The stage was adorned with a giant monster head, upon which the drummer sat. And on each side of this "head" a scantily clad woman stood, dancing in unison with her counterpart on the other side to each of Zombie's very undanceable metal songs (with maybe the exception of 'Living Dead Girl'). At one point a giant Frankenstein robot came onto stage. Above the stage were video loops showing gratuitous images of naked women, as well as unfortunate characters getting sliced and diced up.

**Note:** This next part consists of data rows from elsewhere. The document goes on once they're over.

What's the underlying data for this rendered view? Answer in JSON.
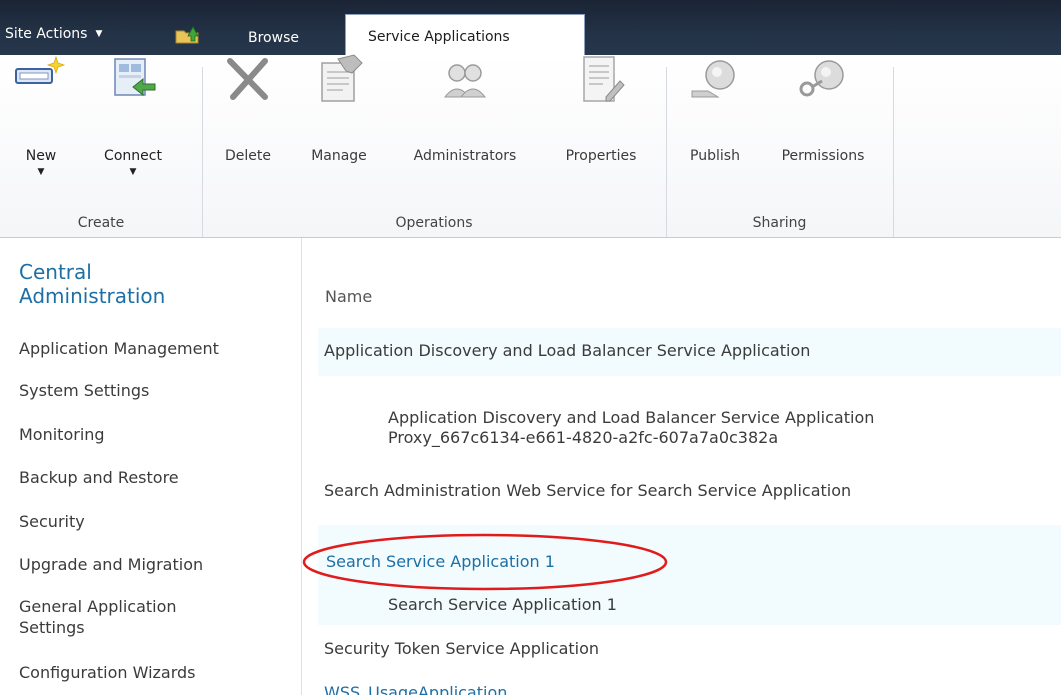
{
  "topbar": {
    "site_actions_label": "Site Actions",
    "tabs": [
      {
        "label": "Browse"
      },
      {
        "label": "Service Applications"
      }
    ]
  },
  "ribbon": {
    "groups": [
      {
        "label": "Create"
      },
      {
        "label": "Operations"
      },
      {
        "label": "Sharing"
      }
    ],
    "buttons": {
      "new": "New",
      "connect": "Connect",
      "delete": "Delete",
      "manage": "Manage",
      "administrators": "Administrators",
      "properties": "Properties",
      "publish": "Publish",
      "permissions": "Permissions"
    }
  },
  "leftnav": {
    "title_line1": "Central",
    "title_line2": "Administration",
    "items": [
      {
        "label": "Application Management"
      },
      {
        "label": "System Settings"
      },
      {
        "label": "Monitoring"
      },
      {
        "label": "Backup and Restore"
      },
      {
        "label": "Security"
      },
      {
        "label": "Upgrade and Migration"
      },
      {
        "label": "General Application"
      },
      {
        "label": "Settings"
      },
      {
        "label": "Configuration Wizards"
      }
    ]
  },
  "list": {
    "column_header": "Name",
    "rows": [
      {
        "line1": "Application Discovery and Load Balancer Service Application"
      },
      {
        "line1": "Application Discovery and Load Balancer Service Application",
        "line2": "Proxy_667c6134-e661-4820-a2fc-607a7a0c382a"
      },
      {
        "line1": "Search Administration Web Service for Search Service Application"
      },
      {
        "line1": "Search Service Application 1"
      },
      {
        "line1": "Search Service Application 1"
      },
      {
        "line1": "Security Token Service Application"
      },
      {
        "line1": "WSS_UsageApplication"
      }
    ]
  },
  "colors": {
    "link": "#1d6fa5",
    "highlight_ellipse": "#e01b1b",
    "row_alt": "#f2fbfd",
    "topbar": "#1a2435"
  }
}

Perhaps it was the venue that made Zombie's show seem all too surreal and artificial. Sitting in a small arena, Zombie's similarly sounding songs all seemed to kind of mesh into a buzz of indiscernible crunch and reverb that provided literal pain to the ear drums. Or perhaps it was Mr. Zombie's bumptious attitude that limited any excitement or interactivity he was expecting from the crowd. During the finale of his show he was attempting to force the audience to chant "Zom-Bee, Zom-Bee, Zom-Bee," and thankfully the modest Midwestern crowd didn't buy into such self-serving nonsense. (When you have to force people to scream your name, the state of your irrelevancy should be clear.)
Needless to say, Zombie came across as pompous, and he appeared forgetful that he was only the opening act. The crowd was there to see headliner Ozzy, and they did not want to put up with the self-promotion of his B-movies and songs about monsters---songs, mind you, whose only distinctions are changes in tempo and the insertion of differing sound samples. In all, Zombie's show was one big joke fest. Thankfully, once Ozzy emerged he saved the show (and perhaps the day).
Stay tuned for my review of the Ozzy show soon!